Tecumseh Ceaser is an Indigenous artist and cultural consultant. He is of Matinecock Turkey clan, Montaukett, and Unkechaug descent. Born and raised in Queens, NY, the homeland of the Matinecock, he works in the traditional medium and practice of Wampum (quahog shell) carving. He frequently collaborates with organizations to bring cultural programming to local tribes and their communities. He currently serves as an advisor for the Global Indigenous Youth Caucus at the United Nations, where he advocates for Indigenous Americans’ rights to member states, NGOs, and other indigenous nations. He is also the Educational Program Coordinator for Niamuck Land Trust, an organization dedicated to protecting and preserving culturally significant sites. He is currently in residence at Flushing Town Hall. Ceaser is based in New York City.


Lydia Ann Wallace-Chavez is from Long Island, NY and is currently based in Denver, Colorado. Her prime focus is on handmade Wampum jewelry, made from Quahog clam shell, while her other works include painting, beading, lapidary work, and traditional Native American craft. Chavez creates contemporary pieces using Wampum, a material with a history revered by Indigenous groups, non-Native shell artists, historians, and the like. The inspiration for these pieces have always been to represent Wampum in a respectful manner while showcasing the natural, inherent beauty of the shell but also focusing on the growth and development of the modern Native culture. Lydia acquired an AFA at the Institute of American Indian Art in Santa Fe, NM (2000) and achieved a BA at Alfred University in Alfred, NY (2002). She has lectured at the Metropolitan Museum of Art in NYC and has works in several museums including the Smithsonian National Museum of the American Indian (NMAI), the NYS museum in Albany, the USFW Long Island Wertheim Center, and a private collection of several belts commissioned by the Seneca Nation. She also has made custom wampum belts for private collectors, one of which was sent to be held on the frontlines during the Standing Rock Dakota Access Pipeline protests.
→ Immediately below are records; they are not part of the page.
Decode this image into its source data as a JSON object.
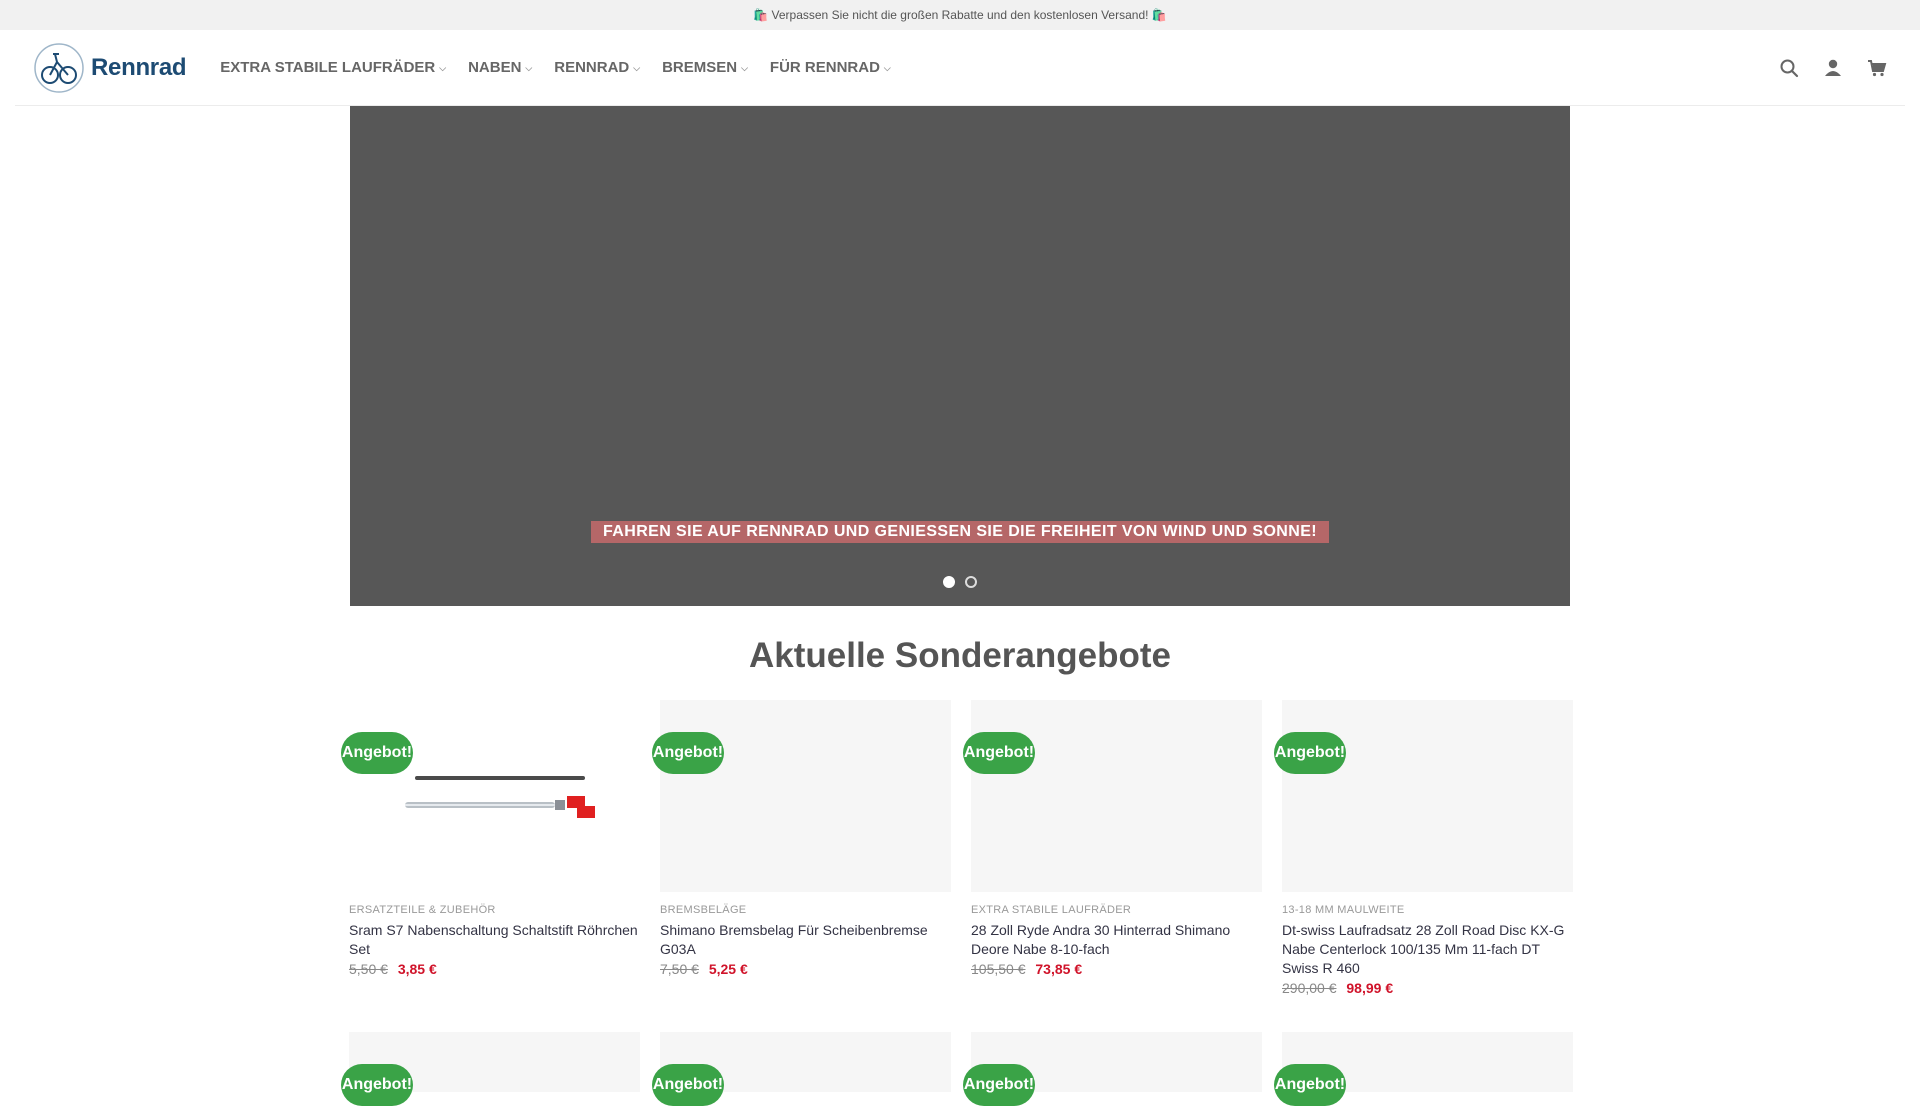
{
  "topbar": {
    "message": "🛍️ Verpassen Sie nicht die großen Rabatte und den kostenlosen Versand! 🛍️"
  },
  "logo": {
    "text": "Rennrad"
  },
  "nav": [
    {
      "label": "EXTRA STABILE LAUFRÄDER"
    },
    {
      "label": "NABEN"
    },
    {
      "label": "RENNRAD"
    },
    {
      "label": "BREMSEN"
    },
    {
      "label": "FÜR RENNRAD"
    }
  ],
  "header_icons": [
    "search-icon",
    "user-icon",
    "cart-icon"
  ],
  "hero": {
    "caption": "FAHREN SIE AUF RENNRAD UND GENIESSEN SIE DIE FREIHEIT VON WIND UND SONNE!",
    "slides": 2,
    "active_slide": 1
  },
  "section": {
    "title": "Aktuelle Sonderangebote"
  },
  "products": [
    {
      "badge": "Angebot!",
      "category": "ERSATZTEILE & ZUBEHÖR",
      "name": "Sram S7 Nabenschaltung Schaltstift Röhrchen Set",
      "old_price": "5,50 €",
      "new_price": "3,85 €"
    },
    {
      "badge": "Angebot!",
      "category": "BREMSBELÄGE",
      "name": "Shimano Bremsbelag Für Scheibenbremse G03A",
      "old_price": "7,50 €",
      "new_price": "5,25 €"
    },
    {
      "badge": "Angebot!",
      "category": "EXTRA STABILE LAUFRÄDER",
      "name": "28 Zoll Ryde Andra 30 Hinterrad Shimano Deore Nabe 8-10-fach",
      "old_price": "105,50 €",
      "new_price": "73,85 €"
    },
    {
      "badge": "Angebot!",
      "category": "13-18 MM MAULWEITE",
      "name": "Dt-swiss Laufradsatz 28 Zoll Road Disc KX-G Nabe Centerlock 100/135 Mm 11-fach DT Swiss R 460",
      "old_price": "290,00 €",
      "new_price": "98,99 €"
    }
  ],
  "products_row2": [
    {
      "badge": "Angebot!"
    },
    {
      "badge": "Angebot!"
    },
    {
      "badge": "Angebot!"
    },
    {
      "badge": "Angebot!"
    }
  ],
  "colors": {
    "badge": "#3aa347",
    "sale_price": "#d0132a",
    "hero_bg": "#575757",
    "caption_bg": "#b56768",
    "brand": "#1d4b73"
  }
}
Shane Weeks is a member of the Shinnecock Nation of Southampton, New York. Shane’s traditional name is “Bizhiki Nibauit”, which means Standing Buffalo. He is also from the Buffalo Clan. Shane is dedicated to his community and represents his people in a number of capacities. As a traditional singer and dancer, cultural consultant, artist and a member of several boards and committees, Shane’s mission is to bridge the gap between his community of Shinnecock, the local community, and communities abroad. As a multi-disciplinary artist, Shane has been able to express his culture and knowledge to communities world-wide. He has worked with materials such as leather, wood, stone, bone and other natural materials. He is a master wampum maker, creating beads and other objects from the quahog clam shells. Shane also works in the mediums of social practice, traditional dance, traditional music, film, and photography.


Wet Networks


Tecumseh Ceaser’s work is also featured in the group exhibition Wet Networks, installed alongside the Queens Museum’s long-term exhibition of The Relief Map of New York City’s Water Supply SystemWet Networks presents artifacts and commissioned projects from Shu Lea Cheang’s inaugural “Geek Camp” at experimental farm and cultural center, CycleX, featuring Ceaser, Nabil Hassein, Melanie Hoff, Christopher Lin, Jan Mun, and TJ Shin with Erwin Karl and Evan T. Pritchard. Together their reflections and offerings illuminate the relationships between new technologies and traditional ways of knowing, the challenges of collective care, and how land and water shape and are shaped by one another and us.


Check out Ceaser’s collaborations with artists Jan Mun and Christopher Lin in the Queens Museum’s Watershed Gallery!


The Year of Uncertainty artist residencies and community partnerships are made possible by generous support from the Andrew W. Mellon Foundation, Rockefeller Brothers Fund, the Lambent Foundation, and the Jerome Foundation.


Major funding for the Queens Museum is generously provided by the New York City Department of Cultural Affairs, the New York State Council on the Arts with the support of Governor Kathy Hochul and the New York State Legislature.